When planning a class assembly reception, first determine the goals of the event and the level of formality you want to establish. The natural elements will soon fall into place, including the guest list and the schedule of events. If you get stuck for ideas, have students give their opinions; you may even want to organise some of them into a planning committee.
Guests of honour are a regular installation at class assembly receptions. They often give speeches to share their experiences and motivate students. Decide on what values or message you want to leave your audience with and plan your guest speakers accordingly. A graduation assembly could benefit from listening from a member of the school's alumni; a sports assembly may want to hear from a local sports hero; a class assembly at a Catholic school would be interested in hearing from their community priest or bishop.
Awards for things like academic achievement, sports accomplishments, citizenship and leadership are another typical feature at a class assembly reception. There are plenty of awards that fit into those categories, so you'll have to decide on the ones that are most appropriate for the occasion or theme of the assembly. Winners could be honoured with a certificate, statue, ribbon, scholarship, or even a gift token.

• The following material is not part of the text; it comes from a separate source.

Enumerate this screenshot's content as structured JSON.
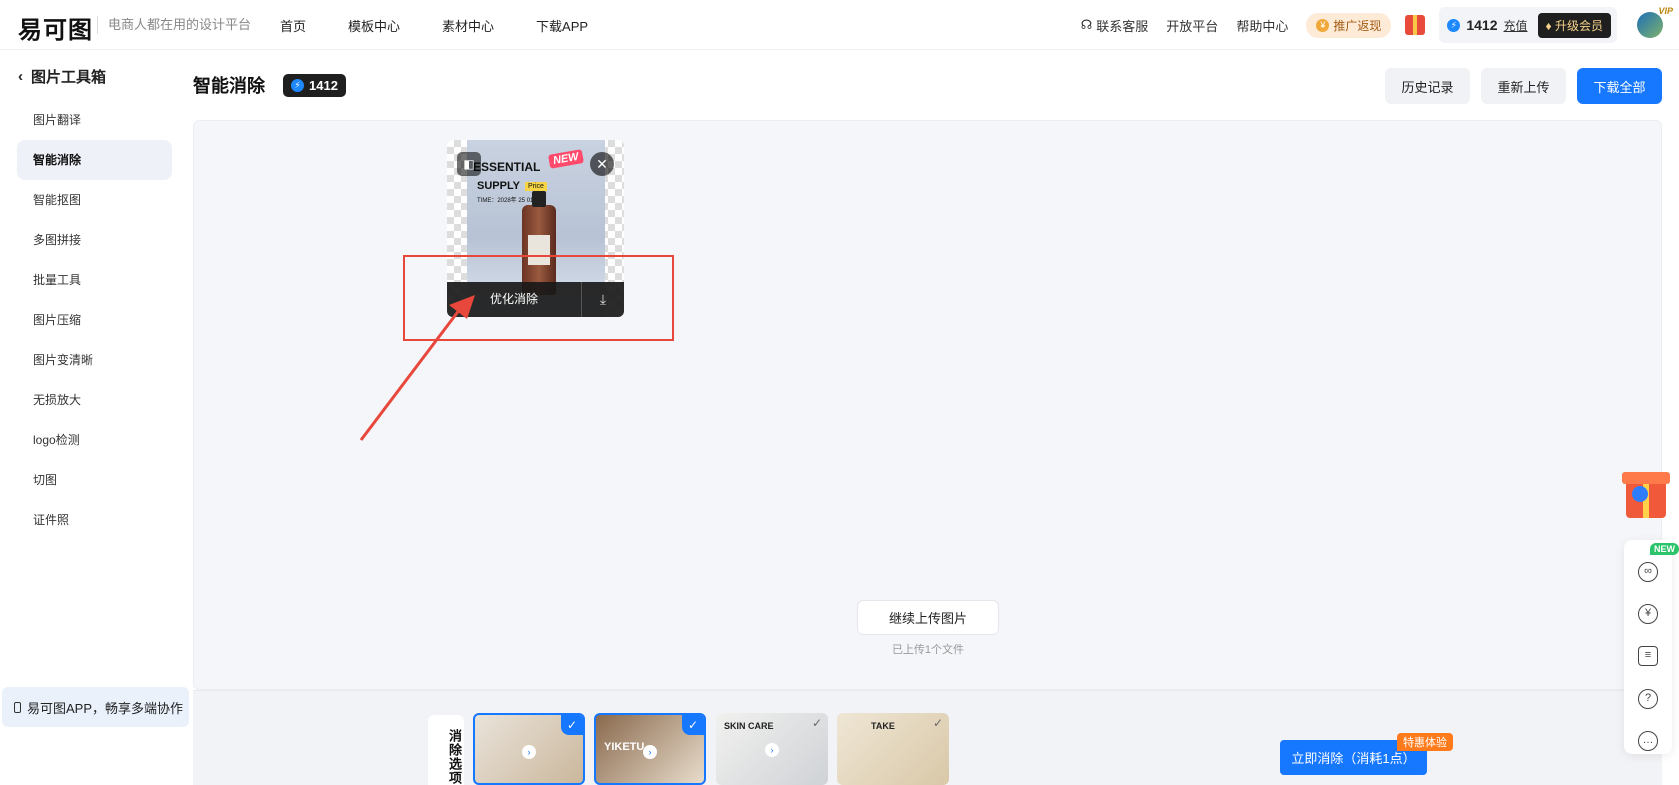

Don't forget to take photos of the winners.
Food and Refreshments
Food and refreshments should follow the tone and scope of the assembly reception. A class of university art students could be treated to wine tastings and hors d'oeuvres; a purely celebratory assembly could include a champagne service, and an end-of-year formal affair would fit well with a sit-down dinner. Of course, assembly receptions for younger students would have to be alcohol-free but they can still enjoy a casual table of sweet treats, like cupcakes, crispy squares, and brownies. Middle and high school graduation assembly nights work well as sit-down buffet dinners.
It's not unusual to have class assembly receptions in the school auditorium or amphitheatre, but if you're looking for something a little different, there are a few other ideas to consider. Why not hold the reception outdoors? If the school has a beautiful garden or sports arena, this location could provide plenty of space to set up a podium, tables, and seating as needed. For peaceful respite from the school, especially when regular classes are commencing at the same time as the assembly, look for a nearby chapel or reception hall that accommodates private functions.
Coming up with all of the money to carry out your good ideas may be tricky. Leading up to the event, have students do some of the fundraising by selling raffle tickets, holding a car wash, or bake sale. If the school has business classes, try to make the fundraising into an entrepreneurial challenge for the students in the class. When it comes to the actual night of the assembly, you may want to raise money during the event if there is a special charity or fund that the school supports, such as a sister school in a third world country, or a local library that distributes books for the blind.